John Hely-Hutchinson

Hely-Hutchinson, John, an eminent lawyer, and Provost of Trinity College (son of Francis Hely of Gertrough), was born about 1715. On his marriage to an heiress in 1751 he assumed the name of Hutchinson. A man of commanding abilities, he was called to the Bar in 1748; returned to Parliament for Lanesborough in 1759, and for Cork in 1761; appointed Prime-Sergeant in 1762; Provost of Trinity College in 1774; Secretary of State for Ireland, and Keeper of the Privy Seal in 1777. In 1783 he obtained a peerage for his wife, as Baroness of Donoughmore. He was a noted pluralist, being at one and the same time Secretary of State, Major of Horse, Provost of Trinity College, and Searcher, Packer, and Gauger of the Port of Strangford.

Lord Guildford once remarked, "if England and Ireland were given to this man, he would solicit the Isle of Man for a potato garden." His appointment as Provost created some turmoil; as a layman he was considered unsuitable for the post, and he became involved in constant disputes with the Fellows and students. Dr. Duigenan wrote a book in opposition to his appointment; a series of satirical publications appeared against him under the title of Pranceriana; and he was also involved in several duels. Full particulars of these proceedings will be found in the Gentleman's Magazine noticing his death, which took place at Buxton, 4th September 1794; he was aged 79. He wrote an excellent treatise on the Commercial Restraints of Ireland.
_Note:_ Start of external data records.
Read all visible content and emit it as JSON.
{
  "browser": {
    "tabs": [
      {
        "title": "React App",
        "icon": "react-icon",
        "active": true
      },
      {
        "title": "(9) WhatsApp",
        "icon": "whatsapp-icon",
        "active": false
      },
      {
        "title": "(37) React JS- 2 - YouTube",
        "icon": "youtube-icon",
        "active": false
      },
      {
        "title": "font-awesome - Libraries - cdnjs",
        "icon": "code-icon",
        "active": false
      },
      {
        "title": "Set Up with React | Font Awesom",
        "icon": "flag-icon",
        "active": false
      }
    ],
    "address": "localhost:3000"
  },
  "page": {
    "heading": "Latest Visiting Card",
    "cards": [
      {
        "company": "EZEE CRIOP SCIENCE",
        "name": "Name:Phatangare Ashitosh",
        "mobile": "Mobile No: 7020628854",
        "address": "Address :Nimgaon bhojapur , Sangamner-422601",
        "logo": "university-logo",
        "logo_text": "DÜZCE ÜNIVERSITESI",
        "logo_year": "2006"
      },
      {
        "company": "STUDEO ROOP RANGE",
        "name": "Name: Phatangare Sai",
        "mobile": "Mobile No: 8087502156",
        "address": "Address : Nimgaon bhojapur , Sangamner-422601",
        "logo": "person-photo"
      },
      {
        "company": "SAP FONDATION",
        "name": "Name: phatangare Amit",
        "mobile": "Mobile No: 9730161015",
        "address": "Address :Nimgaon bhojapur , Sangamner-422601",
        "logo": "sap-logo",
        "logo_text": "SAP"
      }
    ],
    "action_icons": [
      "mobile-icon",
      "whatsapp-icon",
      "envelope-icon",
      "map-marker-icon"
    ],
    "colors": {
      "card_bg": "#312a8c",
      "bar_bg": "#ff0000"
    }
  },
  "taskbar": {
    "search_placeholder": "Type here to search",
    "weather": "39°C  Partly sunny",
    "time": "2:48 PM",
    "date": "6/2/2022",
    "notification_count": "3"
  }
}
In Grattan's Life it is stated that he supported nearly every good measure — the Claim of Right, Free Trade, the Catholics, Reform. "As a speaker he was good; he possessed, perhaps, greater powers of satire than any other man; it was incomparable; nothing could be better; it was the finest and severest style, adapted to the highest order of matter, and in its effects it was fatal."

He was considered to have sensibly elevated the style of speaking in the House of Commons. Mr. Taylor, in his History of the University of Dublin, whilst admitting that his appointment to the provostship was ill-advised, considers that his government conferred great benefits on the University, and that "he was a man of an enlightened mind and extended views." One of his sons became an earl, another a baron; and others of his numerous descendants were distinguished in the senate, the Church, and the army. [His eldest son, Richard, created Earl of Donoughmore, was the untiring advocate of Catholic Emancipation. At his death in 1825, the title devolved upon his brother John, a distinguished general, who succeeded Abercrombie in the command of the British army in Egypt; he sat in the Irish Parliament in 1800, and voted for the Union, and was created Baron Hutchinson, with a pension of £2,000 per annum. He died in 1832.]
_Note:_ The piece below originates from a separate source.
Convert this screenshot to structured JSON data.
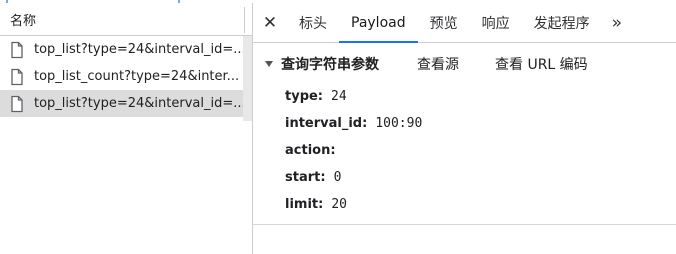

The present Earl of Donoughmore (1877) is fourth in line of descent from the founder of the family.


54. Burke, Sir Bernard: Peerage and Baronetage.
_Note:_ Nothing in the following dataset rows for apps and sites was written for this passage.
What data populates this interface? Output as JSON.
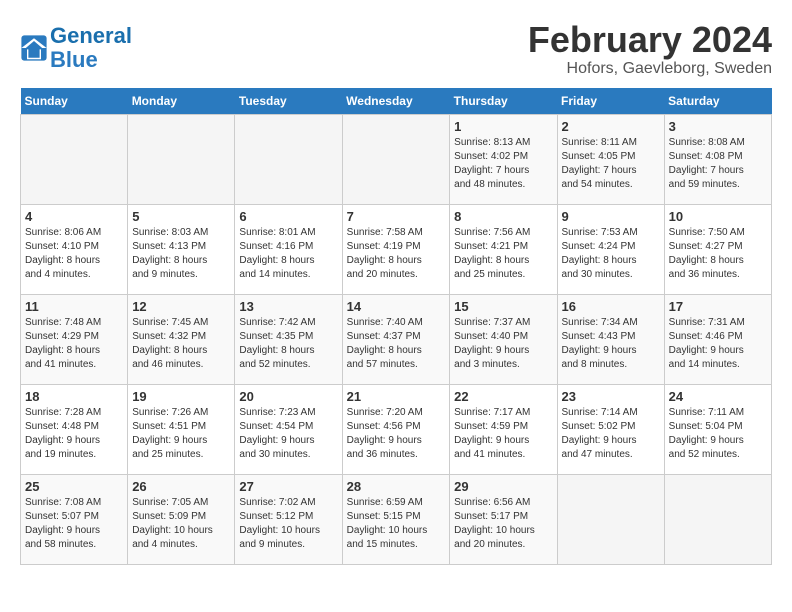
{
  "header": {
    "logo_line1": "General",
    "logo_line2": "Blue",
    "title": "February 2024",
    "subtitle": "Hofors, Gaevleborg, Sweden"
  },
  "weekdays": [
    "Sunday",
    "Monday",
    "Tuesday",
    "Wednesday",
    "Thursday",
    "Friday",
    "Saturday"
  ],
  "weeks": [
    [
      {
        "day": "",
        "info": ""
      },
      {
        "day": "",
        "info": ""
      },
      {
        "day": "",
        "info": ""
      },
      {
        "day": "",
        "info": ""
      },
      {
        "day": "1",
        "info": "Sunrise: 8:13 AM\nSunset: 4:02 PM\nDaylight: 7 hours\nand 48 minutes."
      },
      {
        "day": "2",
        "info": "Sunrise: 8:11 AM\nSunset: 4:05 PM\nDaylight: 7 hours\nand 54 minutes."
      },
      {
        "day": "3",
        "info": "Sunrise: 8:08 AM\nSunset: 4:08 PM\nDaylight: 7 hours\nand 59 minutes."
      }
    ],
    [
      {
        "day": "4",
        "info": "Sunrise: 8:06 AM\nSunset: 4:10 PM\nDaylight: 8 hours\nand 4 minutes."
      },
      {
        "day": "5",
        "info": "Sunrise: 8:03 AM\nSunset: 4:13 PM\nDaylight: 8 hours\nand 9 minutes."
      },
      {
        "day": "6",
        "info": "Sunrise: 8:01 AM\nSunset: 4:16 PM\nDaylight: 8 hours\nand 14 minutes."
      },
      {
        "day": "7",
        "info": "Sunrise: 7:58 AM\nSunset: 4:19 PM\nDaylight: 8 hours\nand 20 minutes."
      },
      {
        "day": "8",
        "info": "Sunrise: 7:56 AM\nSunset: 4:21 PM\nDaylight: 8 hours\nand 25 minutes."
      },
      {
        "day": "9",
        "info": "Sunrise: 7:53 AM\nSunset: 4:24 PM\nDaylight: 8 hours\nand 30 minutes."
      },
      {
        "day": "10",
        "info": "Sunrise: 7:50 AM\nSunset: 4:27 PM\nDaylight: 8 hours\nand 36 minutes."
      }
    ],
    [
      {
        "day": "11",
        "info": "Sunrise: 7:48 AM\nSunset: 4:29 PM\nDaylight: 8 hours\nand 41 minutes."
      },
      {
        "day": "12",
        "info": "Sunrise: 7:45 AM\nSunset: 4:32 PM\nDaylight: 8 hours\nand 46 minutes."
      },
      {
        "day": "13",
        "info": "Sunrise: 7:42 AM\nSunset: 4:35 PM\nDaylight: 8 hours\nand 52 minutes."
      },
      {
        "day": "14",
        "info": "Sunrise: 7:40 AM\nSunset: 4:37 PM\nDaylight: 8 hours\nand 57 minutes."
      },
      {
        "day": "15",
        "info": "Sunrise: 7:37 AM\nSunset: 4:40 PM\nDaylight: 9 hours\nand 3 minutes."
      },
      {
        "day": "16",
        "info": "Sunrise: 7:34 AM\nSunset: 4:43 PM\nDaylight: 9 hours\nand 8 minutes."
      },
      {
        "day": "17",
        "info": "Sunrise: 7:31 AM\nSunset: 4:46 PM\nDaylight: 9 hours\nand 14 minutes."
      }
    ],
    [
      {
        "day": "18",
        "info": "Sunrise: 7:28 AM\nSunset: 4:48 PM\nDaylight: 9 hours\nand 19 minutes."
      },
      {
        "day": "19",
        "info": "Sunrise: 7:26 AM\nSunset: 4:51 PM\nDaylight: 9 hours\nand 25 minutes."
      },
      {
        "day": "20",
        "info": "Sunrise: 7:23 AM\nSunset: 4:54 PM\nDaylight: 9 hours\nand 30 minutes."
      },
      {
        "day": "21",
        "info": "Sunrise: 7:20 AM\nSunset: 4:56 PM\nDaylight: 9 hours\nand 36 minutes."
      },
      {
        "day": "22",
        "info": "Sunrise: 7:17 AM\nSunset: 4:59 PM\nDaylight: 9 hours\nand 41 minutes."
      },
      {
        "day": "23",
        "info": "Sunrise: 7:14 AM\nSunset: 5:02 PM\nDaylight: 9 hours\nand 47 minutes."
      },
      {
        "day": "24",
        "info": "Sunrise: 7:11 AM\nSunset: 5:04 PM\nDaylight: 9 hours\nand 52 minutes."
      }
    ],
    [
      {
        "day": "25",
        "info": "Sunrise: 7:08 AM\nSunset: 5:07 PM\nDaylight: 9 hours\nand 58 minutes."
      },
      {
        "day": "26",
        "info": "Sunrise: 7:05 AM\nSunset: 5:09 PM\nDaylight: 10 hours\nand 4 minutes."
      },
      {
        "day": "27",
        "info": "Sunrise: 7:02 AM\nSunset: 5:12 PM\nDaylight: 10 hours\nand 9 minutes."
      },
      {
        "day": "28",
        "info": "Sunrise: 6:59 AM\nSunset: 5:15 PM\nDaylight: 10 hours\nand 15 minutes."
      },
      {
        "day": "29",
        "info": "Sunrise: 6:56 AM\nSunset: 5:17 PM\nDaylight: 10 hours\nand 20 minutes."
      },
      {
        "day": "",
        "info": ""
      },
      {
        "day": "",
        "info": ""
      }
    ]
  ]
}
146. Gentleman's Magazine. London, 1731-1868.
Gilbert, John T., see Nos. 110, 335.

154. Grattan Henry, his Life and Times: Henry Grattan. 5 vols. London, 1839-'46.

332. University of Dublin; History, with Biographical Notices. William B. S. Taylor. London, 1845.